Your objective: Copy every line of the data that includes the string "icon".

Records from a collection

....................

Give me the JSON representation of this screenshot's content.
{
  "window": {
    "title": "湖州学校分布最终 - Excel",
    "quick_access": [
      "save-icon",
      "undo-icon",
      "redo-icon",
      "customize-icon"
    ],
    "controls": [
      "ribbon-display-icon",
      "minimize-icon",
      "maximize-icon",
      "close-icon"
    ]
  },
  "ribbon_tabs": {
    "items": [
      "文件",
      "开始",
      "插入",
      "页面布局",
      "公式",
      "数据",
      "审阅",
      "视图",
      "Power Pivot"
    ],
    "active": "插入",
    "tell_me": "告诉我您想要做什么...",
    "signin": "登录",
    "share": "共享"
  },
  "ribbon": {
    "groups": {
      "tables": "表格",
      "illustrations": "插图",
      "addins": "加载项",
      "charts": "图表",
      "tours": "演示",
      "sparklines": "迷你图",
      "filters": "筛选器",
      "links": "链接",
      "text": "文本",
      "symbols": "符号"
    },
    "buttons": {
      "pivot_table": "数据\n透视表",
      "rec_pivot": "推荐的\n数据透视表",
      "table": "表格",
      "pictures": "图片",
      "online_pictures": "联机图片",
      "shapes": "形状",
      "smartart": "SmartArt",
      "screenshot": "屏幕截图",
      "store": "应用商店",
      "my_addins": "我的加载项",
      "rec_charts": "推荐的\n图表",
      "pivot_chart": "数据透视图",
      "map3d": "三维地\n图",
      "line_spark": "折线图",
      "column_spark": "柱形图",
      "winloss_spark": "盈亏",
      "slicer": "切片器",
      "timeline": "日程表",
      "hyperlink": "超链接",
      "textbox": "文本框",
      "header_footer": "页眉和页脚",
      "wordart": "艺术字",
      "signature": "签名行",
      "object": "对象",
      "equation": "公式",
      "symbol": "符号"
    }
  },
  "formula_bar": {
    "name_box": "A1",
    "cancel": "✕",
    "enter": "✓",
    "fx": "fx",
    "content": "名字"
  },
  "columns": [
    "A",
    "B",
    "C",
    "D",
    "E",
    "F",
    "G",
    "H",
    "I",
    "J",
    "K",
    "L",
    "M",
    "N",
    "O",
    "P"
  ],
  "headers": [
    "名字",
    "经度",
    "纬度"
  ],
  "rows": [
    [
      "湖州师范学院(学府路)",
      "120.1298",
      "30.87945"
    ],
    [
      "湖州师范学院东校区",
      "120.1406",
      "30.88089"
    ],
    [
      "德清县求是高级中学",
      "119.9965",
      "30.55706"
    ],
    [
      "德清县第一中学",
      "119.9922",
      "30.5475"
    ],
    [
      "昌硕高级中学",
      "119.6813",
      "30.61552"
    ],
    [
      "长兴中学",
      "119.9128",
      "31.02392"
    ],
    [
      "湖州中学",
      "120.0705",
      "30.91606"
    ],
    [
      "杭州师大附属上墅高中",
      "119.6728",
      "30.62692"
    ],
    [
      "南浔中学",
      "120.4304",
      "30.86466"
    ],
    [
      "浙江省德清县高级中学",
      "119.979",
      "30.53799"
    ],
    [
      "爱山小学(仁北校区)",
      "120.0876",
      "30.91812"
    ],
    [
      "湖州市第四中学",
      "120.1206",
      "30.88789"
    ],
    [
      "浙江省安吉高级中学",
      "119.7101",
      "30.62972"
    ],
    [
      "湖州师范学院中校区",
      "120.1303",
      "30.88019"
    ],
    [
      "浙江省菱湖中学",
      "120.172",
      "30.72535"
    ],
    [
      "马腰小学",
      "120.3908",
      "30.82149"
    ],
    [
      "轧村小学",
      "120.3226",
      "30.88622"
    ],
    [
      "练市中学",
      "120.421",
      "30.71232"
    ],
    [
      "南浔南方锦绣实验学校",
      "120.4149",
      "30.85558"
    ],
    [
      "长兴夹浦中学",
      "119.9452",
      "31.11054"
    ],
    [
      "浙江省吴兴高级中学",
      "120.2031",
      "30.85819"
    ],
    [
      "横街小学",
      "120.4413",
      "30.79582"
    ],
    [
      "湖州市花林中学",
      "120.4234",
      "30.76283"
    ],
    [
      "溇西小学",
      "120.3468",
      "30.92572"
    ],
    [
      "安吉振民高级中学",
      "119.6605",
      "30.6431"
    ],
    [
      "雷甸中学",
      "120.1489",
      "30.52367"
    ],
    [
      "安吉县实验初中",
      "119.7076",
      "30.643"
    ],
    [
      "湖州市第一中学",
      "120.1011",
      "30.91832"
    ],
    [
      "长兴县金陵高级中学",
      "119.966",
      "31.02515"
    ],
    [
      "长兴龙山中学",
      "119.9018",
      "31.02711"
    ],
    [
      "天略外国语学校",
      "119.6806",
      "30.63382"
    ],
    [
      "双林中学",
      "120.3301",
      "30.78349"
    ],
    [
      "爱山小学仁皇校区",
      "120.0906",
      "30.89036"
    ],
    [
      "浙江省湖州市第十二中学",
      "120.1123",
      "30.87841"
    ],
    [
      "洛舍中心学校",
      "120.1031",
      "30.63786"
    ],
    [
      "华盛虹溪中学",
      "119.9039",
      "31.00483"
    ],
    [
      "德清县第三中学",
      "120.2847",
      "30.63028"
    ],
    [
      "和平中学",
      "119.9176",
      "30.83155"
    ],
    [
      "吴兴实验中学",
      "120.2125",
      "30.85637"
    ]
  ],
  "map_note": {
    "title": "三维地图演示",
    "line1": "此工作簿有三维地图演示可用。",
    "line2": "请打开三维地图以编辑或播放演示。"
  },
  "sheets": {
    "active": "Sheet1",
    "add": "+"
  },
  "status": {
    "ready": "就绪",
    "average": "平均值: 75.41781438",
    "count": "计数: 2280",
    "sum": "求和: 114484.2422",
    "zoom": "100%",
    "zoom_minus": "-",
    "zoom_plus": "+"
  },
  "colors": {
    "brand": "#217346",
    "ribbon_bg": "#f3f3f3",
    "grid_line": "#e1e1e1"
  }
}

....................

Response area:
      "save-icon",
      "undo-icon",
      "redo-icon",
      "customize-icon"
      "ribbon-display-icon",
      "minimize-icon",
      "maximize-icon",
      "close-icon"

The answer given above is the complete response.